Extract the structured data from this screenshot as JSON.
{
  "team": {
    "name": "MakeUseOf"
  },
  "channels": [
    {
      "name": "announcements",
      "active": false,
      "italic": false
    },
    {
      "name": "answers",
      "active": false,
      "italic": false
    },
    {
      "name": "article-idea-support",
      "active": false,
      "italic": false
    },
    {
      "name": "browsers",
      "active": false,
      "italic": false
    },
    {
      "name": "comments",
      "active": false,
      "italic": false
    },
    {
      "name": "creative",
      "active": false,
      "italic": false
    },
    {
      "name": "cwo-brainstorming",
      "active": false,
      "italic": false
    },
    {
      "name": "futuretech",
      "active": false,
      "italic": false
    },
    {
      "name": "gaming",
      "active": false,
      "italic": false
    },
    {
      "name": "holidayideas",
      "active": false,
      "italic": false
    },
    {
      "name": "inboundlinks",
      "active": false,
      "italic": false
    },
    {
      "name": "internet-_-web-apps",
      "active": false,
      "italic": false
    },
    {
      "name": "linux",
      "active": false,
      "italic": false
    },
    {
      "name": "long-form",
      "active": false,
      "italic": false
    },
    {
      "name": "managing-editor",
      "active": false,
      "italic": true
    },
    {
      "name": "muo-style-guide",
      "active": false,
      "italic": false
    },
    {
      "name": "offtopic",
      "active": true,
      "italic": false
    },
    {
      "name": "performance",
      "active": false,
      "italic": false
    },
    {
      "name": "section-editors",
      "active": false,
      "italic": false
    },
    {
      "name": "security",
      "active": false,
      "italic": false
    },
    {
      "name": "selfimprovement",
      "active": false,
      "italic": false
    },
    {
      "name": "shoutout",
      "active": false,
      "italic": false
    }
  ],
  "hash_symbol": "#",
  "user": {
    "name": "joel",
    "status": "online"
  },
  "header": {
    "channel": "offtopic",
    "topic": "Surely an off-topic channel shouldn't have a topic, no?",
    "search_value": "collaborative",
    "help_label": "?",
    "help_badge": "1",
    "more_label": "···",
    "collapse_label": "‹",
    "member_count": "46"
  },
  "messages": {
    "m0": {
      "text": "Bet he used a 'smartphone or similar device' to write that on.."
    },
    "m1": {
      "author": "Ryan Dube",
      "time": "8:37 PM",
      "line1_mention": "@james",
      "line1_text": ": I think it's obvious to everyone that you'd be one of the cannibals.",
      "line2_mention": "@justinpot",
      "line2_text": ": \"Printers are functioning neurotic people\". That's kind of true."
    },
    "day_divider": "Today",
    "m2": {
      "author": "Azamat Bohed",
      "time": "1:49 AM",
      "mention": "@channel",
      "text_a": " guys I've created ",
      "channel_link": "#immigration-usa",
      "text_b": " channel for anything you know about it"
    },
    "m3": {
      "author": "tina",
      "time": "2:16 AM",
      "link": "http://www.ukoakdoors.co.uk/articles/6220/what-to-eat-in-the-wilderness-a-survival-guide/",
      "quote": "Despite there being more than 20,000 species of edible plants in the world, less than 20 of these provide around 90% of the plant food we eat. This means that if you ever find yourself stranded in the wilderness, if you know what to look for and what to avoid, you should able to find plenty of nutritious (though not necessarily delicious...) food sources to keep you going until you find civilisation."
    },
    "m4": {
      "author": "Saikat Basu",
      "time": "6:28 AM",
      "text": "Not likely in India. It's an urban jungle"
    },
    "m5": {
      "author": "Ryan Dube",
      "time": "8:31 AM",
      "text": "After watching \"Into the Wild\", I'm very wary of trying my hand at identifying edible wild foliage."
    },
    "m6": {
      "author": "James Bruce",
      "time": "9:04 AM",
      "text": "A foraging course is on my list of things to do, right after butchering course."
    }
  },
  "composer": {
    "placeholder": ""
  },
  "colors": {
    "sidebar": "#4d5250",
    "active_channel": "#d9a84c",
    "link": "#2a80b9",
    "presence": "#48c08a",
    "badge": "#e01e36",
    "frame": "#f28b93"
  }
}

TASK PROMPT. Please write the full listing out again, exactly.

ANSWER BOX.
Extract the structured data from this screenshot as JSON.
{
  "team": {
    "name": "MakeUseOf"
  },
  "channels": [
    {
      "name": "announcements",
      "active": false,
      "italic": false
    },
    {
      "name": "answers",
      "active": false,
      "italic": false
    },
    {
      "name": "article-idea-support",
      "active": false,
      "italic": false
    },
    {
      "name": "browsers",
      "active": false,
      "italic": false
    },
    {
      "name": "comments",
      "active": false,
      "italic": false
    },
    {
      "name": "creative",
      "active": false,
      "italic": false
    },
    {
      "name": "cwo-brainstorming",
      "active": false,
      "italic": false
    },
    {
      "name": "futuretech",
      "active": false,
      "italic": false
    },
    {
      "name": "gaming",
      "active": false,
      "italic": false
    },
    {
      "name": "holidayideas",
      "active": false,
      "italic": false
    },
    {
      "name": "inboundlinks",
      "active": false,
      "italic": false
    },
    {
      "name": "internet-_-web-apps",
      "active": false,
      "italic": false
    },
    {
      "name": "linux",
      "active": false,
      "italic": false
    },
    {
      "name": "long-form",
      "active": false,
      "italic": false
    },
    {
      "name": "managing-editor",
      "active": false,
      "italic": true
    },
    {
      "name": "muo-style-guide",
      "active": false,
      "italic": false
    },
    {
      "name": "offtopic",
      "active": true,
      "italic": false
    },
    {
      "name": "performance",
      "active": false,
      "italic": false
    },
    {
      "name": "section-editors",
      "active": false,
      "italic": false
    },
    {
      "name": "security",
      "active": false,
      "italic": false
    },
    {
      "name": "selfimprovement",
      "active": false,
      "italic": false
    },
    {
      "name": "shoutout",
      "active": false,
      "italic": false
    }
  ],
  "hash_symbol": "#",
  "user": {
    "name": "joel",
    "status": "online"
  },
  "header": {
    "channel": "offtopic",
    "topic": "Surely an off-topic channel shouldn't have a topic, no?",
    "search_value": "collaborative",
    "help_label": "?",
    "help_badge": "1",
    "more_label": "···",
    "collapse_label": "‹",
    "member_count": "46"
  },
  "messages": {
    "m0": {
      "text": "Bet he used a 'smartphone or similar device' to write that on.."
    },
    "m1": {
      "author": "Ryan Dube",
      "time": "8:37 PM",
      "line1_mention": "@james",
      "line1_text": ": I think it's obvious to everyone that you'd be one of the cannibals.",
      "line2_mention": "@justinpot",
      "line2_text": ": \"Printers are functioning neurotic people\". That's kind of true."
    },
    "day_divider": "Today",
    "m2": {
      "author": "Azamat Bohed",
      "time": "1:49 AM",
      "mention": "@channel",
      "text_a": " guys I've created ",
      "channel_link": "#immigration-usa",
      "text_b": " channel for anything you know about it"
    },
    "m3": {
      "author": "tina",
      "time": "2:16 AM",
      "link": "http://www.ukoakdoors.co.uk/articles/6220/what-to-eat-in-the-wilderness-a-survival-guide/",
      "quote": "Despite there being more than 20,000 species of edible plants in the world, less than 20 of these provide around 90% of the plant food we eat. This means that if you ever find yourself stranded in the wilderness, if you know what to look for and what to avoid, you should able to find plenty of nutritious (though not necessarily delicious...) food sources to keep you going until you find civilisation."
    },
    "m4": {
      "author": "Saikat Basu",
      "time": "6:28 AM",
      "text": "Not likely in India. It's an urban jungle"
    },
    "m5": {
      "author": "Ryan Dube",
      "time": "8:31 AM",
      "text": "After watching \"Into the Wild\", I'm very wary of trying my hand at identifying edible wild foliage."
    },
    "m6": {
      "author": "James Bruce",
      "time": "9:04 AM",
      "text": "A foraging course is on my list of things to do, right after butchering course."
    }
  },
  "composer": {
    "placeholder": ""
  },
  "colors": {
    "sidebar": "#4d5250",
    "active_channel": "#d9a84c",
    "link": "#2a80b9",
    "presence": "#48c08a",
    "badge": "#e01e36",
    "frame": "#f28b93"
  }
}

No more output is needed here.